#### Source records

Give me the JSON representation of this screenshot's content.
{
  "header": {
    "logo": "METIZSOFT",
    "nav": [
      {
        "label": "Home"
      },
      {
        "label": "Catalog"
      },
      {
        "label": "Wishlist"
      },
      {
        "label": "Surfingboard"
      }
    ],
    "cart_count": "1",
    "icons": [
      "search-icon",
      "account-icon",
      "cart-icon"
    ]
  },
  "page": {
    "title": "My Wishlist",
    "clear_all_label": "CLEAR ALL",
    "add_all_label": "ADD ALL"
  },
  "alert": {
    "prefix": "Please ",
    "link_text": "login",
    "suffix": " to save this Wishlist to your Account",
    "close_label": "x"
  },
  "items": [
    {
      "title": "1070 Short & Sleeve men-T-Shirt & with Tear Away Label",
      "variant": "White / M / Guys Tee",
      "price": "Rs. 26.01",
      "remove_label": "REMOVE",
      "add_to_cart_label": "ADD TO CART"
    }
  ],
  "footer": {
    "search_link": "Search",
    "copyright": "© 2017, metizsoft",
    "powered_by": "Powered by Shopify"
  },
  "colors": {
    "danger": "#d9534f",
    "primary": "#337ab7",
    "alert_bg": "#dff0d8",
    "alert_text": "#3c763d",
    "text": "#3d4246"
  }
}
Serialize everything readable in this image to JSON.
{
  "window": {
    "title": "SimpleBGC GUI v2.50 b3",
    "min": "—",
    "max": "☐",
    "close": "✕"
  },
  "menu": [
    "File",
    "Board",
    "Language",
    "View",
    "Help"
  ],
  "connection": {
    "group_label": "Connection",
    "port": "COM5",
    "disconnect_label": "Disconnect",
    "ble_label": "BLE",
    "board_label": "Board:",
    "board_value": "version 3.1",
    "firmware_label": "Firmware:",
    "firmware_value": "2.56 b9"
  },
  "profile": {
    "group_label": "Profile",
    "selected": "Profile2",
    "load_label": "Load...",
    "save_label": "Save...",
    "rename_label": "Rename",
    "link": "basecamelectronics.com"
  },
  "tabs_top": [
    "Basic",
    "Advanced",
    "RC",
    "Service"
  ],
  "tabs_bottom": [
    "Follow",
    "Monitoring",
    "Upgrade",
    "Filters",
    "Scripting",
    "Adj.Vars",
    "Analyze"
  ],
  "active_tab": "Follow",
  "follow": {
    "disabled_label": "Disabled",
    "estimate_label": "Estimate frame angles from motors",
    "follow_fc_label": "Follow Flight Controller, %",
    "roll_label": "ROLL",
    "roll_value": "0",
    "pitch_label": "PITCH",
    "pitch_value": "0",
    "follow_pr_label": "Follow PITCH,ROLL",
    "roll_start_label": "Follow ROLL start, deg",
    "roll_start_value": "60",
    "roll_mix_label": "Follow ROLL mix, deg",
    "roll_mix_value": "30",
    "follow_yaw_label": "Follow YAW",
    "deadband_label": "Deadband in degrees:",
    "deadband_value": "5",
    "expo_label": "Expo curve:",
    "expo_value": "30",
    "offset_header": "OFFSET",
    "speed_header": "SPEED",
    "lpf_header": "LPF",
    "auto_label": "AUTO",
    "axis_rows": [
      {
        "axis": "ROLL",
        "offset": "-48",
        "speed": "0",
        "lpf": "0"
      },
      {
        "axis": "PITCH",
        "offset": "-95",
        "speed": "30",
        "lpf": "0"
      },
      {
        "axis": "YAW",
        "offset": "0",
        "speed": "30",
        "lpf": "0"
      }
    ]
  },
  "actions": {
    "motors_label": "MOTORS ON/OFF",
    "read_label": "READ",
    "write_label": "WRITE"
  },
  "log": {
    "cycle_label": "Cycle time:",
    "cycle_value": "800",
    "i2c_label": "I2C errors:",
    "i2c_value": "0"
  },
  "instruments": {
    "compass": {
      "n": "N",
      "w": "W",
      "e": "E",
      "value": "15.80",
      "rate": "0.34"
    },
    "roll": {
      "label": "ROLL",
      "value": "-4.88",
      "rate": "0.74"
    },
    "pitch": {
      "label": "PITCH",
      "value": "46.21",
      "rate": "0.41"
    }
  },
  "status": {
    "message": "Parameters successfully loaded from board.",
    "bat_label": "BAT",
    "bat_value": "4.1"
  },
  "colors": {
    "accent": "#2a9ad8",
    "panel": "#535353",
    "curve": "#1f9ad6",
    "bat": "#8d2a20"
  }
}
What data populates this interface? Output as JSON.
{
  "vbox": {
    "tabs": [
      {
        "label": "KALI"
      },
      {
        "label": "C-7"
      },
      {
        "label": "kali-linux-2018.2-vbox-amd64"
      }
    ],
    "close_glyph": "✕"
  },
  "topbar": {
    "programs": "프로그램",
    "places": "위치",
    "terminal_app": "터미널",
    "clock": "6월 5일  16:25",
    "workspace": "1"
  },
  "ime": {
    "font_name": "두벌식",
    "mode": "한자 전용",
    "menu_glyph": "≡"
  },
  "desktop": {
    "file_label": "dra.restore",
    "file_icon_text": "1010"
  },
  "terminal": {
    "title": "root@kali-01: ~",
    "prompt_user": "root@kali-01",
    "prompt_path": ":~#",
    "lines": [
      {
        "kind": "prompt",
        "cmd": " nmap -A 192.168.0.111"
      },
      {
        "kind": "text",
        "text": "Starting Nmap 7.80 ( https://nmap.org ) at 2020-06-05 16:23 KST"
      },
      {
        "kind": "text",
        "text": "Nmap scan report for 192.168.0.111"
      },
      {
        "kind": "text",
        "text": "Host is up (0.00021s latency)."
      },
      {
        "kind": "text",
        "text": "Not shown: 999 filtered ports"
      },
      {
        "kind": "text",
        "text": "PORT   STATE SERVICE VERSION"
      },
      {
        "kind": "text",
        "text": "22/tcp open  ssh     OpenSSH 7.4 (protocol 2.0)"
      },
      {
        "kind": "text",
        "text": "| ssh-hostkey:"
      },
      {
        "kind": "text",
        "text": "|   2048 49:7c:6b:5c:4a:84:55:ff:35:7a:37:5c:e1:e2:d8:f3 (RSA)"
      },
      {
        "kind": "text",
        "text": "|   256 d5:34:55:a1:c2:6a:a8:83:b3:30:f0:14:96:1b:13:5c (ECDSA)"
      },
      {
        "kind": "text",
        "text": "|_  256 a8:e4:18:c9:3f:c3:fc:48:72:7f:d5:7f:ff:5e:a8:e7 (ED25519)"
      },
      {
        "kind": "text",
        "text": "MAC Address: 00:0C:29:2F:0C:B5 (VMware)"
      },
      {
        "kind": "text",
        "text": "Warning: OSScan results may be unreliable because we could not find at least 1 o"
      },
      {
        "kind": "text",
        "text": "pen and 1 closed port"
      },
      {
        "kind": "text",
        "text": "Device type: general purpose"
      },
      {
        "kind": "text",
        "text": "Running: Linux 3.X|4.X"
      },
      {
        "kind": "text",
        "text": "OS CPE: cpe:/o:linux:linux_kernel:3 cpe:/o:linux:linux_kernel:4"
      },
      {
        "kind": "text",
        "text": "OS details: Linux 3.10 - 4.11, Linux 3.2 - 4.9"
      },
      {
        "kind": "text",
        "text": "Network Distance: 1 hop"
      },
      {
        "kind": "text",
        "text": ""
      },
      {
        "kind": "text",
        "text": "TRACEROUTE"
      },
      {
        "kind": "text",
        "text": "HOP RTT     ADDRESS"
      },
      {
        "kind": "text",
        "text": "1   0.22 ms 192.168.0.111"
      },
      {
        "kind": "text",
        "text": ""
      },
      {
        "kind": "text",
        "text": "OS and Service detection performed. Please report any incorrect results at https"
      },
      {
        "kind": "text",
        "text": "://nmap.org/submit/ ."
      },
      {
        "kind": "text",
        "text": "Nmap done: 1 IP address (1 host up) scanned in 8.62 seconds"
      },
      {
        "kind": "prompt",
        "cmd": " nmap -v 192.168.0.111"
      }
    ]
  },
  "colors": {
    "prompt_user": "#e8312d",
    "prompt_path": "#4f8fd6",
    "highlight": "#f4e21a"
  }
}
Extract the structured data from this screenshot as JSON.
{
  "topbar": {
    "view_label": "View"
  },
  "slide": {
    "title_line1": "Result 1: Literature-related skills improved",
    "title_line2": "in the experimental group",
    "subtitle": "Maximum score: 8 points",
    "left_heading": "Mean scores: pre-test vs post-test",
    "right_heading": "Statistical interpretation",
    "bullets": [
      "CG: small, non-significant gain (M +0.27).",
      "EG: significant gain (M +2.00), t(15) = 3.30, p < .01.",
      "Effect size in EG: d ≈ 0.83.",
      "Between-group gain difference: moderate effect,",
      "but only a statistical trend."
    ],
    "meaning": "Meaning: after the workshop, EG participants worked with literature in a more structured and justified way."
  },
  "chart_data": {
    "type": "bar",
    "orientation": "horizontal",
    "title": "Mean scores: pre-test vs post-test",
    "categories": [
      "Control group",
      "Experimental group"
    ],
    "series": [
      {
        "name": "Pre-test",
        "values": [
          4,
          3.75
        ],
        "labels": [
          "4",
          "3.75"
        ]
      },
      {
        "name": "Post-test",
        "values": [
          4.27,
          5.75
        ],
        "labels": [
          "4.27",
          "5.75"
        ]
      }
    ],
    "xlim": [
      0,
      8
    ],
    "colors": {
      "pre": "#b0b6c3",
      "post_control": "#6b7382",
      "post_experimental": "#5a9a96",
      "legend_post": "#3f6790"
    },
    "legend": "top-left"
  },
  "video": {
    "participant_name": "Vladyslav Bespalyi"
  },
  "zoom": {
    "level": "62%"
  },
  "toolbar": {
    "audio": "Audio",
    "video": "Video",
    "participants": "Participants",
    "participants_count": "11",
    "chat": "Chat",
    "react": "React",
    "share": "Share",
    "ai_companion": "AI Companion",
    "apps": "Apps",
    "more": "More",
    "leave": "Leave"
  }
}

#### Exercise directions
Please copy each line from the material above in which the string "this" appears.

#### Task solution
Give me the JSON representation of this screenshot's content.
    "suffix": " to save this Wishlist to your Account",
Serialize everything readable in this image to JSON.
What data populates this interface? Output as JSON.
Extract the structured data from this screenshot as JSON.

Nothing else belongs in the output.